* [Work to complete]:
Only the number is needed: count the lines below that hold the string "Home".

- - -

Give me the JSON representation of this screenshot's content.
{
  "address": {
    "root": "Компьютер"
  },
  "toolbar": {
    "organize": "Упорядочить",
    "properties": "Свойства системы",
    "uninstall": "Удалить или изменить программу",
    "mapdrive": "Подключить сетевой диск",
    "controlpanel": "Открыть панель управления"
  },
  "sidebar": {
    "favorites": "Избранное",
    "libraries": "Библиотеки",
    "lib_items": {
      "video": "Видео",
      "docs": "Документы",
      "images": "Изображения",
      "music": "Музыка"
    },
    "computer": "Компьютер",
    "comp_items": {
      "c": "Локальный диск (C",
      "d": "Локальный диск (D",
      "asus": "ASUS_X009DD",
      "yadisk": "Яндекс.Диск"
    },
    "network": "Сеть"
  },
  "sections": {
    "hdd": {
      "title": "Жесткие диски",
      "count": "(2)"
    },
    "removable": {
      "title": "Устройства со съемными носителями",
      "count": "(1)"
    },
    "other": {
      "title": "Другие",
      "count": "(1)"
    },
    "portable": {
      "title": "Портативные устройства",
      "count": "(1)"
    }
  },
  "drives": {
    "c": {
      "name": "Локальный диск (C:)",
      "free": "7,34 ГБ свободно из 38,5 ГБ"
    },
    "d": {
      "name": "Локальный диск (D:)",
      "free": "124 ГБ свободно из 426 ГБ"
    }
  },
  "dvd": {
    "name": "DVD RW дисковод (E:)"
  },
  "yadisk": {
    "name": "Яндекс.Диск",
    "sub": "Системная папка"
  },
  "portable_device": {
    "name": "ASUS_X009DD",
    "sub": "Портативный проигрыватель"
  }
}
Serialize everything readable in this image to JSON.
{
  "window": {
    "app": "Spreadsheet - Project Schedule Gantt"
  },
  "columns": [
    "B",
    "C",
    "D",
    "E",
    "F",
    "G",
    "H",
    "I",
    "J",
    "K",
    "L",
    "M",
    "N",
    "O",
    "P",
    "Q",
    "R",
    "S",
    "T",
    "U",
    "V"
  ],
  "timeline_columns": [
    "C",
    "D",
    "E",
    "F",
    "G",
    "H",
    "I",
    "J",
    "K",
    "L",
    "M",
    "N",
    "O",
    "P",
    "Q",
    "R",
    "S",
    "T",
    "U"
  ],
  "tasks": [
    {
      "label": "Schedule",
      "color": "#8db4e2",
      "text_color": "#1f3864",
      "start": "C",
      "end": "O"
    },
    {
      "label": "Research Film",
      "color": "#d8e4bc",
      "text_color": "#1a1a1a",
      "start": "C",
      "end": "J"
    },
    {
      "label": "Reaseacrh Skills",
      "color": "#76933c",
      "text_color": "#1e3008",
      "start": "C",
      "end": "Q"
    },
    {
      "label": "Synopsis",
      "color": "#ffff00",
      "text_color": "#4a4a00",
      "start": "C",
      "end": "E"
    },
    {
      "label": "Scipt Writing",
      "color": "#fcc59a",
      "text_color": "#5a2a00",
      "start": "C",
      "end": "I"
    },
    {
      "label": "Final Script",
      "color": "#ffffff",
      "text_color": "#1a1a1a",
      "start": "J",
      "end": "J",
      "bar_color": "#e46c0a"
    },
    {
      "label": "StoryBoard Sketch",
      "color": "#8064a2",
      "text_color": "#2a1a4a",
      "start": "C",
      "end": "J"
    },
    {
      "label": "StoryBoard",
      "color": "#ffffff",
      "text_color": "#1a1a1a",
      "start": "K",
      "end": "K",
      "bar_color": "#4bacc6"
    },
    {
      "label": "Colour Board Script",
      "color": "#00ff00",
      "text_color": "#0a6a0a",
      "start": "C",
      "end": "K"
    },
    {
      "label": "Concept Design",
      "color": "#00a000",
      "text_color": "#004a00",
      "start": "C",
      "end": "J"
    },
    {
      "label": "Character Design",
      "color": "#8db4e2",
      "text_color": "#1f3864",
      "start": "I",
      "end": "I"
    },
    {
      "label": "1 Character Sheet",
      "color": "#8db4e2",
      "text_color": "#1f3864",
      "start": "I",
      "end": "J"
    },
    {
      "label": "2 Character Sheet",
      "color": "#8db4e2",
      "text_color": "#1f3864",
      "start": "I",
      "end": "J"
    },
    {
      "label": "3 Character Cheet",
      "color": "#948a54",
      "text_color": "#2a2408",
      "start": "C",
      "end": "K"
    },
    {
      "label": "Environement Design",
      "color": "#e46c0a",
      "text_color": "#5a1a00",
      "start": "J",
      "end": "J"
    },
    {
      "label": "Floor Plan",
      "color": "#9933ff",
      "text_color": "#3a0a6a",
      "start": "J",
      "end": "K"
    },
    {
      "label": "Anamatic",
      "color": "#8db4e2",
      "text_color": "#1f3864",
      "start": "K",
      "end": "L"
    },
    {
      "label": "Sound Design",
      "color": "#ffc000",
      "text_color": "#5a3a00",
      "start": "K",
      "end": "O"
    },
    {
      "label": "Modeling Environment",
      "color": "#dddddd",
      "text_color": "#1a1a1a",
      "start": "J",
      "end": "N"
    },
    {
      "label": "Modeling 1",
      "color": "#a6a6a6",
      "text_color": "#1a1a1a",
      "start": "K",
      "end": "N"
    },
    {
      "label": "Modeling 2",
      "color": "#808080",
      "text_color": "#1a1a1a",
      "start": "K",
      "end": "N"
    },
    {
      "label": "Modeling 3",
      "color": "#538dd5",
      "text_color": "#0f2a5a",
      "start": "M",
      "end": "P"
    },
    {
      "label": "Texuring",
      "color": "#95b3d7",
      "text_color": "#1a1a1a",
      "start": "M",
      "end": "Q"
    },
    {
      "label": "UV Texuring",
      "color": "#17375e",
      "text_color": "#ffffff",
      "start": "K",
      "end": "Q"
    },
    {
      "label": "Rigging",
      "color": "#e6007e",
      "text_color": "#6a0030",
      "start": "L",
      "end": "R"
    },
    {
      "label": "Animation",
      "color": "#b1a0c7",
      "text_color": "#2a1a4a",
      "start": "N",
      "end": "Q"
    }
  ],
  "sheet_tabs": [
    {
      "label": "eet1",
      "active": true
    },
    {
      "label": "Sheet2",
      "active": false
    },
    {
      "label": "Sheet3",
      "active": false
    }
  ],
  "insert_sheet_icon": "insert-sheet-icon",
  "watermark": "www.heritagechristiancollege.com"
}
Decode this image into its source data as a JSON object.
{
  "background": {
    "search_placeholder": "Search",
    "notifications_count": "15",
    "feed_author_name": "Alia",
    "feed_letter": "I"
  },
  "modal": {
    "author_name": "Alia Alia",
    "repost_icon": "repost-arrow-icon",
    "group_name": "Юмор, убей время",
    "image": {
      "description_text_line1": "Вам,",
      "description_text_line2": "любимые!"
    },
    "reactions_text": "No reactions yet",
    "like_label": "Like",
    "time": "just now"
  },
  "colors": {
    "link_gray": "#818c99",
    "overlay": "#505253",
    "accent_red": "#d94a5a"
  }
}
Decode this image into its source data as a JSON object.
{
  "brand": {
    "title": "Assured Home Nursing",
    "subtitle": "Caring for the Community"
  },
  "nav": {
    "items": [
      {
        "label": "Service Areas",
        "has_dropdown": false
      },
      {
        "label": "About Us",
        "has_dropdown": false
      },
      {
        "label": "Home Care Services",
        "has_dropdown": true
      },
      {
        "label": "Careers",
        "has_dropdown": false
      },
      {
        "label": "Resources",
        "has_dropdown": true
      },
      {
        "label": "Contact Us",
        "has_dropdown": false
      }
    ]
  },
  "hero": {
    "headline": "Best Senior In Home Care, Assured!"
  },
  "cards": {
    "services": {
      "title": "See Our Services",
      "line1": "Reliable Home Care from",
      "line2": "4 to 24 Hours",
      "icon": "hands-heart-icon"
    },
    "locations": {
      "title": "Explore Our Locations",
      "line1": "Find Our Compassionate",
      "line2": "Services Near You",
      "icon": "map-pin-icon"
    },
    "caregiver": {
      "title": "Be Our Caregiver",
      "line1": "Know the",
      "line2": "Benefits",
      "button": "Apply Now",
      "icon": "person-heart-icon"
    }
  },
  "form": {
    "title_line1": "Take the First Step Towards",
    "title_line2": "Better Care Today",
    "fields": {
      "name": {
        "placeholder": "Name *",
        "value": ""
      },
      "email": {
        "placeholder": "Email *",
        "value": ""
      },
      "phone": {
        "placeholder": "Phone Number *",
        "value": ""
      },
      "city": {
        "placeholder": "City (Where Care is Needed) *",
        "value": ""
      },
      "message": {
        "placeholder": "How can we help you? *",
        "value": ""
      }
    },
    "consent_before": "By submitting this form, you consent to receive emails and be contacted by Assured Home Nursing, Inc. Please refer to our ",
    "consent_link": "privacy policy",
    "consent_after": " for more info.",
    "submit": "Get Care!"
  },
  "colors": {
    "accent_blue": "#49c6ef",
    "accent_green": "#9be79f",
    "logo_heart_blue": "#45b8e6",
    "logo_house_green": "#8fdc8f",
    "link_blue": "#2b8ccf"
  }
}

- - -

* [Response box]:
5